How to reclaim your home
Working from home can be a challenge but with a little imagination and reorganisation you can create an effective and pleasant workspace.
It’s almost a year since Covid-19 so dramatically impacted every aspect of our lives and, during this time, the line between home and office has become inexorably blurred, especially with the addition of months of home schooling for many families.
Portions of living areas have morphed into zoom rooms and offices and dining tables have been annexed as workstations with the detritus of all this work having become a permanent fixture in most homes.
We are all now starting to come to terms with the fact that life will not return to the previous ‘normal’ any time soon and that many of us will continue to work from home for the foreseeable future – or even permanently.

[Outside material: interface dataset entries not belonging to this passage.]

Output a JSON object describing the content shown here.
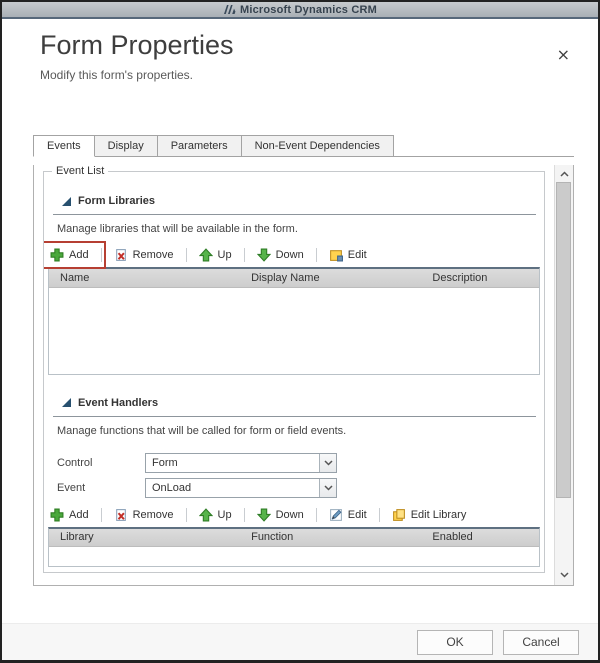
{
  "titlebar": {
    "app_name": "Microsoft Dynamics CRM"
  },
  "header": {
    "title": "Form Properties",
    "subtitle": "Modify this form's properties."
  },
  "icons": {
    "close": "×"
  },
  "tabs": [
    {
      "label": "Events",
      "active": true
    },
    {
      "label": "Display",
      "active": false
    },
    {
      "label": "Parameters",
      "active": false
    },
    {
      "label": "Non-Event Dependencies",
      "active": false
    }
  ],
  "event_list": {
    "legend": "Event List",
    "form_libraries": {
      "title": "Form Libraries",
      "description": "Manage libraries that will be available in the form.",
      "toolbar": [
        "Add",
        "Remove",
        "Up",
        "Down",
        "Edit"
      ],
      "columns": [
        "Name",
        "Display Name",
        "Description"
      ],
      "rows": []
    },
    "event_handlers": {
      "title": "Event Handlers",
      "description": "Manage functions that will be called for form or field events.",
      "control_label": "Control",
      "control_value": "Form",
      "event_label": "Event",
      "event_value": "OnLoad",
      "toolbar": [
        "Add",
        "Remove",
        "Up",
        "Down",
        "Edit",
        "Edit Library"
      ],
      "columns": [
        "Library",
        "Function",
        "Enabled"
      ],
      "rows": []
    }
  },
  "highlight": {
    "target": "Add button",
    "color": "#b63f32"
  },
  "footer": {
    "ok_label": "OK",
    "cancel_label": "Cancel"
  },
  "colors": {
    "accent_red": "#b63f32",
    "icon_green": "#4aa83c",
    "triangle_navy": "#27506f",
    "titlebar_border": "#57687a"
  }
}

And, with remote working no longer being a temporary measure, many people are feeling the need to formalise their home offices, to reclaim our homes and to reinstate a definite line between home and work life.
Steve Thomas, secure estate specialist for Lew Geffen Sotheby’s International Realty in Constantiaberg, says that with a little imagination, reorganization and inspiration, it’s possible to create an effective and efficient workspace and re-establish the necessary boundaries between home and work life.

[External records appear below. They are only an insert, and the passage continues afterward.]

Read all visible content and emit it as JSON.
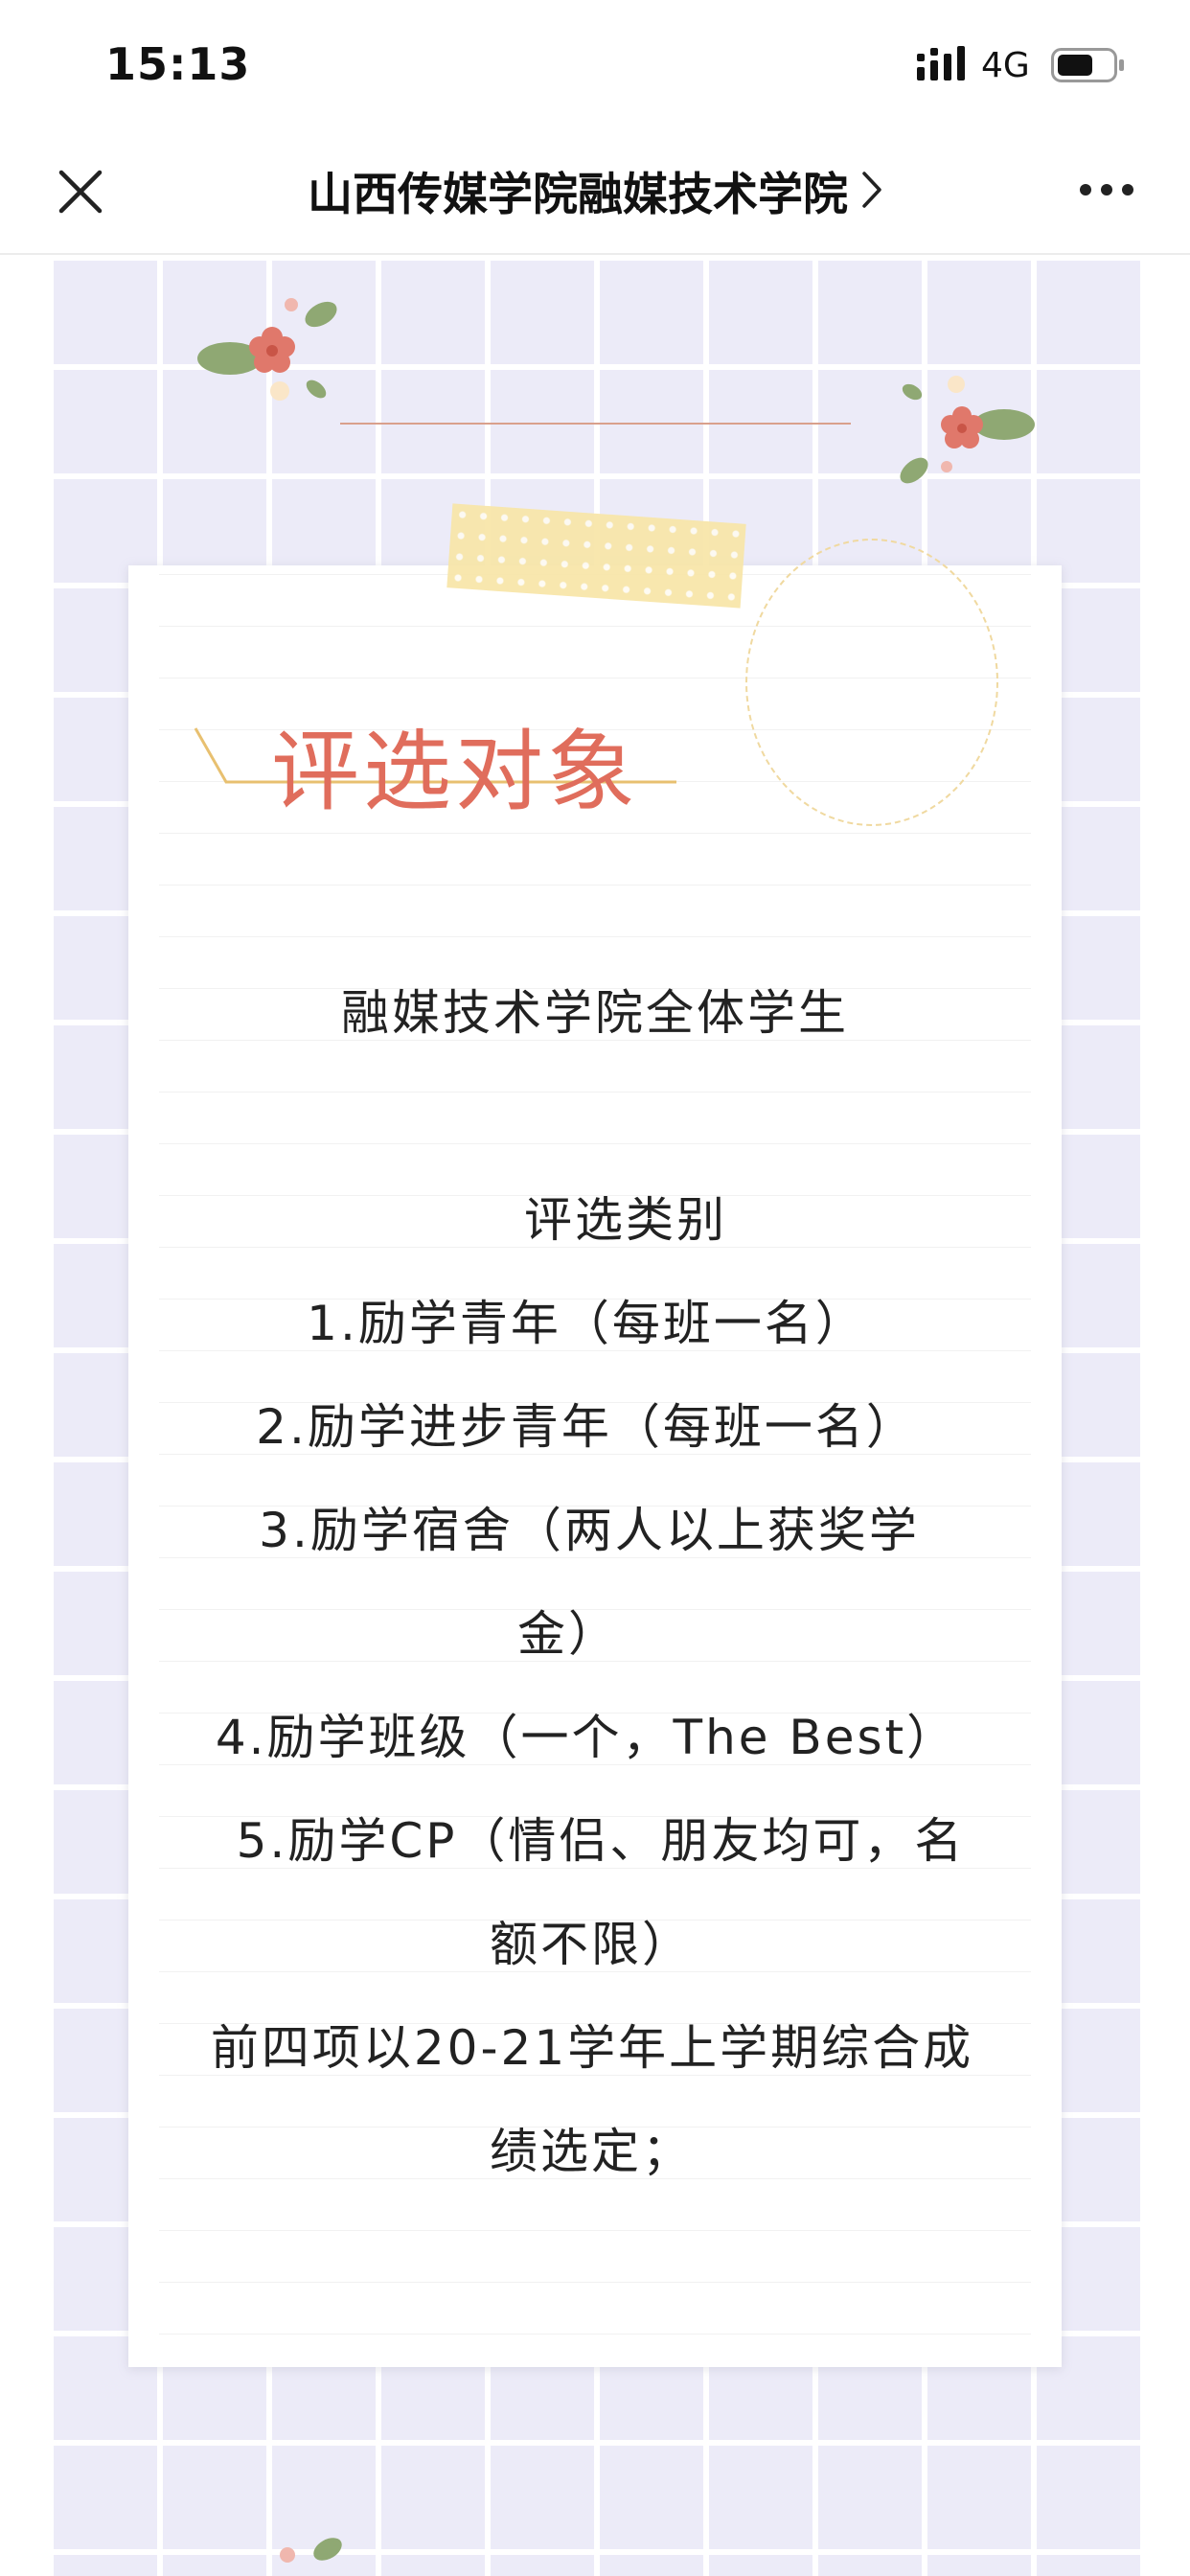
{
  "status_bar": {
    "time": "15:13",
    "network": "4G",
    "icons": [
      "signal-icon",
      "battery-icon"
    ]
  },
  "nav": {
    "title": "山西传媒学院融媒技术学院",
    "icons": [
      "close-icon",
      "chevron-right-icon",
      "more-icon"
    ]
  },
  "article": {
    "heading": "评选对象",
    "target_text": "融媒技术学院全体学生",
    "category_title": "评选类别",
    "lines": [
      "1.励学青年（每班一名）",
      "2.励学进步青年（每班一名）",
      "3.励学宿舍（两人以上获奖学",
      "金）",
      "4.励学班级（一个，The Best）",
      "5.励学CP（情侣、朋友均可，名",
      "额不限）",
      "前四项以20-21学年上学期综合成",
      "绩选定；"
    ]
  },
  "colors": {
    "accent": "#e06d5c",
    "grid_background": "#ecebf8",
    "tape": "#f8e6a8",
    "underline": "#e8c070"
  }
}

He suggests the following practical steps:
Identify what you need – For instance, you might require only a small desk for your laptop or you might need to add a larger table or workspace for artwork or large documents.
Find the best location – When space is tight and you don’t have an unused bedroom to annex, you have to think creatively about your office space – and the available space. Is there an unused corner in one of the larger rooms or do you have a cupboard that has enough space for a small desk? Even the space under the stairs can be effectively used as a workstation.
Prioritise comfort and back support – If your budget stretches to a decent office chair it’s well worth the investment. Yes, it’s easier to simply grab a dining chair, but back support is really important if you are spending hours at your desk and want to avoid future back and posture problems. Consider it an investment in yourself.
Increase your privacy – If you have set up office in a corner or portion of a room, it’s a great idea to use a room divider or even a curtain on a railing to give you the privacy you need and to shield you from distractions.
Storage savvy – Although few people need large filing cabinets anymore, we all still use pens, notepads, staplers and so on and need to be able to clear up and store away these items to avoid cluttering the desk. Compact options include stacked storage baskets, a simple cubby system with small bins or even plastic storage tubs. If you need a lot more space you could place a small bookshelf next to your desk.
Don’t Forget lighting – Poor lighting can cause you to strain your eyes and, over time that can lead to headaches and tiredness, neither of which are conducive to productivity. The first choice is to set up your office in an area that gets as much natural light as possible, but if this isn’t an option, make sure you select the right kind of lighting for your area and purpose. Indirect lights/lamps with shades or diffusers that soften the light and dampen the glare will be easier on your eyes.
“The suddenness of lockdown last March was especially difficult for people whose jobs usually entail being out and about and dealing with people much of the time. As estate agents, we had to adapt really fast and move our offices into the ‘cloud’ within a matter of days.
“And whilst some of us adapted the home office quite easily, others, like our wonderful PA, who is far less used to home working, created a full-on office in a tent in her garden, complete with table and chairs, electrical power and Wi-Fi as space and privacy from a young child indoors was difficult,” says Thomas.
However, if remote working is now your ‘new normal’, Thomas says it should be approached a little differently, both to preserve your sanity and to allow to you be as productive and constructive as possible. There are a number of factors one has to consider and implement:
Learn to recognize when you are most productive – Once you have done so, ensure you guard that time religiously and dedicate it to work as far as possible. However, during the times that you are more distracted and less focused, don’t start watching your favourite series from which will be hard to tear yourself away. Rather take a constructive break and have a snack or accomplish a small task such as hanging up the washing or making the kids lunch.
Take regular breaks away from your desk – Don’t simply open Facebook on your laptop, go outside and take a walk or sit in the sun (to get your daily Vitamin D dosage! Ed.) and fresh air. Try to move as often as possible – when on phone calls, walk around the room, or even the garden.
Embrace a new hobby – Without the lengthy commute, you finally have time to take up that hobby or activity you’ve always wanted to – if you ever had more time. Try to get something accomplished each day; it will make you feel much more productive.
It may not be your dream corner office with breathtaking views to which you’ve always aspired, but you can create a pleasant working environment in your own home. “There are no rules against playing music, using aromatherapy diffusers or allowing the cat on the desk. You can wear your comfiest clothes, take a tea break when it suits you and, best of all, the commute to your desk is a mere 30 seconds,” says Thomas.